The Cambridge-headquartered British-Swedish multinational pharmaceutical and biotechnology company now faces a class-action lawsuit, which claims that its vaccine caused serious injuries and fatalities.

ALSO READ: China's top Covid-19 vaccine scientist expelled from Parliament for graft

According to media reports, several families filed complaints in court alleging that the AstraZeneca vaccine’s side-effects have had devastating effects. 

The lawsuit was started last year by Jamie Scott, a father of two, who suffered a permanent brain injury by TTS after being administered the AstraZeneca vaccine in April 2021.

Scott’s case, along with many others’, reveals the severe impact of TTS, which leads to blood clots and low platelet counts.

ALSO READ: AstraZeneca trounces Q1 estimates as resilient demand fuels growth

Speaking to The Telegraph Scott’s wife Kate said, “The medical world has acknowledged for a long time that vaccine-induced immune thrombocytopenia and thrombosis (VITT) was caused by the vaccine."

Kate has demanded an apology, fair compensation for their family and other families who have been affected.

AstraZeneca's admission is seen as a key moment in the ongoing legal dispute, underscoring potential risks linked to vaccination.

Notably, the product was banned in several countries including Denmark, Ireland, Thailand, the Netherlands, Norway, Iceland, Congo, and Bulgaria soon followed suit.
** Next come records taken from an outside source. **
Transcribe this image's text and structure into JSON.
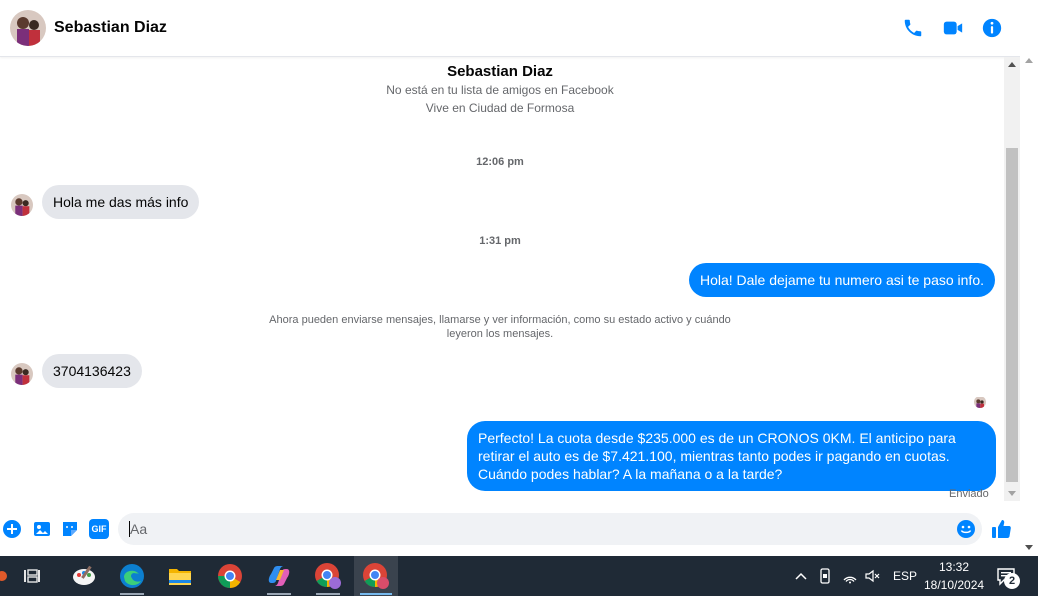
{
  "header": {
    "contact_name": "Sebastian Diaz"
  },
  "intro": {
    "name": "Sebastian Diaz",
    "line1": "No está en tu lista de amigos en Facebook",
    "line2": "Vive en Ciudad de Formosa"
  },
  "messages": [
    {
      "type": "timestamp",
      "text": "12:06 pm"
    },
    {
      "type": "incoming",
      "text": "Hola me das más info"
    },
    {
      "type": "timestamp",
      "text": "1:31 pm"
    },
    {
      "type": "outgoing",
      "text": "Hola! Dale dejame tu numero  asi te paso info."
    },
    {
      "type": "system",
      "text": "Ahora pueden enviarse mensajes, llamarse y ver información, como su estado activo y cuándo leyeron los mensajes."
    },
    {
      "type": "incoming",
      "text": "3704136423"
    },
    {
      "type": "outgoing",
      "text": "Perfecto! La cuota desde $235.000 es de un CRONOS 0KM. El anticipo para retirar el auto es de $7.421.100, mientras tanto podes ir pagando en cuotas. Cuándo podes hablar? A la mañana o a la tarde?"
    }
  ],
  "status": {
    "sent_label": "Enviado"
  },
  "composer": {
    "placeholder": "Aa",
    "gif_label": "GIF"
  },
  "taskbar": {
    "language": "ESP",
    "time": "13:32",
    "date": "18/10/2024",
    "notification_count": "2"
  },
  "colors": {
    "messenger_blue": "#0084ff",
    "incoming_bubble": "#e4e6eb",
    "taskbar_bg": "#1f2a36"
  }
}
In April 2021, the Australian Government received advice and recommendations from the Australian Technical Advisory Group on Immunisation (ATAGI) about the Vaxzevria (AstraZeneca) vaccine and a syndrome called Thrombosis with Thrombocytopenia Syndrome (TTS) after which the vaccine was made unavaiable in Australia from March 21, 2023, so no further cases of AstraZeneca-related TTS can occur in Australia. 


What is TTS?
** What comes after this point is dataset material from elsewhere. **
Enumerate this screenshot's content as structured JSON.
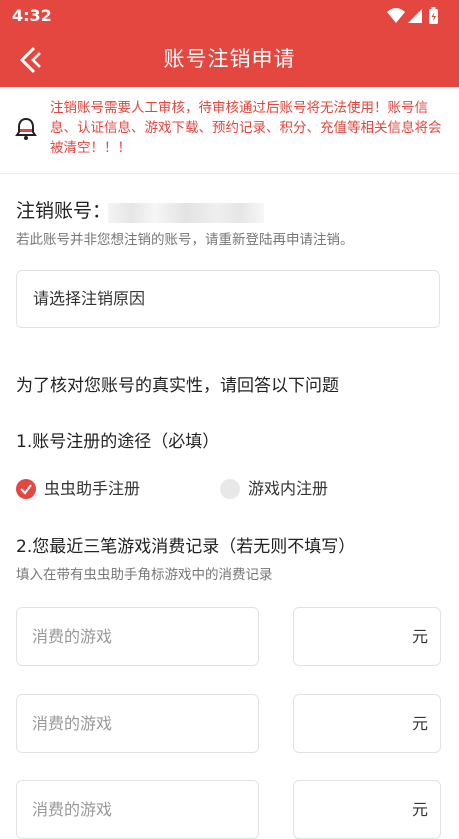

According to the Department of Health and Aged Care, Government of Australia, TTS involves blood clotting (thrombosis) combined with low platelets (thrombocytopenia). It says that the blood clots can appear in different parts of the body such as the brain or abdomen (belly).  

"There was a link between the AstraZeneca vaccine and a rare but serious side effect called thrombosis with thrombocytopenia syndrome (TTS)," the deparment claims on its website. It further says that the risk of TTS was higher in younger people.
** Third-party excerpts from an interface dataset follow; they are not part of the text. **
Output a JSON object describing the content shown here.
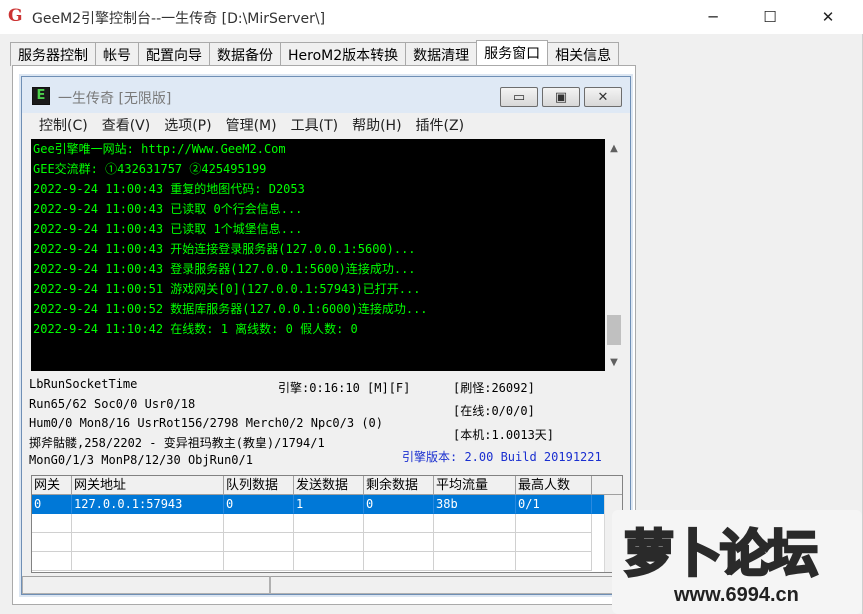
{
  "window": {
    "title": "GeeM2引擎控制台--一生传奇 [D:\\MirServer\\]",
    "app_icon": "G",
    "controls": [
      "─",
      "☐",
      "✕"
    ]
  },
  "tabs": [
    {
      "label": "服务器控制",
      "active": false
    },
    {
      "label": "帐号",
      "active": false
    },
    {
      "label": "配置向导",
      "active": false
    },
    {
      "label": "数据备份",
      "active": false
    },
    {
      "label": "HeroM2版本转换",
      "active": false
    },
    {
      "label": "数据清理",
      "active": false
    },
    {
      "label": "服务窗口",
      "active": true
    },
    {
      "label": "相关信息",
      "active": false
    }
  ],
  "inner_window": {
    "icon_letter": "E",
    "title": "一生传奇 [无限版]",
    "buttons": [
      "▭",
      "▣",
      "✕"
    ],
    "menu": [
      "控制(C)",
      "查看(V)",
      "选项(P)",
      "管理(M)",
      "工具(T)",
      "帮助(H)",
      "插件(Z)"
    ]
  },
  "log_lines": [
    "Gee引擎唯一网站: http://Www.GeeM2.Com",
    "GEE交流群: ①432631757   ②425495199",
    "2022-9-24 11:00:43 重复的地图代码: D2053",
    "2022-9-24 11:00:43 已读取 0个行会信息...",
    "2022-9-24 11:00:43 已读取 1个城堡信息...",
    "2022-9-24 11:00:43 开始连接登录服务器(127.0.0.1:5600)...",
    "2022-9-24 11:00:43 登录服务器(127.0.0.1:5600)连接成功...",
    "2022-9-24 11:00:51 游戏网关[0](127.0.0.1:57943)已打开...",
    "2022-9-24 11:00:52 数据库服务器(127.0.0.1:6000)连接成功...",
    "2022-9-24 11:10:42 在线数: 1 离线数: 0 假人数: 0"
  ],
  "status": {
    "lb_run": "LbRunSocketTime",
    "run": "Run65/62 Soc0/0 Usr0/18",
    "hum": "Hum0/0 Mon8/16 UsrRot156/2798 Merch0/2 Npc0/3 (0)",
    "boss": "掷斧骷髅,258/2202 - 变异祖玛教主(教皇)/1794/1",
    "mon": "MonG0/1/3 MonP8/12/30 ObjRun0/1",
    "engine_time": "引擎:0:16:10 [M][F]",
    "refresh": "[刷怪:26092]",
    "online": "[在线:0/0/0]",
    "local": "[本机:1.0013天]",
    "version": "引擎版本: 2.00 Build 20191221"
  },
  "gate_table": {
    "columns": [
      "网关",
      "网关地址",
      "队列数据",
      "发送数据",
      "剩余数据",
      "平均流量",
      "最高人数"
    ],
    "rows": [
      [
        "0",
        "127.0.0.1:57943",
        "0",
        "1",
        "0",
        "38b",
        "0/1"
      ]
    ]
  },
  "watermark": {
    "logo": "萝卜论坛",
    "url": "www.6994.cn"
  }
}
Symptoms of TTS include severe, persistent headache that did not improve with regular painkillers, blurred vision, confusion or seizure, weakness of face or limbs, shortness of breath or chest pain, severe abdominal (belly) pain, leg swelling, and unexplained pin-prick rash or bruising away from the injection site. These symptoms typically occurr between 4 and 42 days after a first dose of the AstraZeneca vaccine, according to the headlth department of the Australian government.

Read the full paper by Australian health department
 
Watch: Covishield can cause blood clots, low platelet count. Here's all you should know

Don't miss the most important news and views of the day. Get them on our Telegram channel

First Published: Apr 29 2024 | 10:31 PM IST

Explore News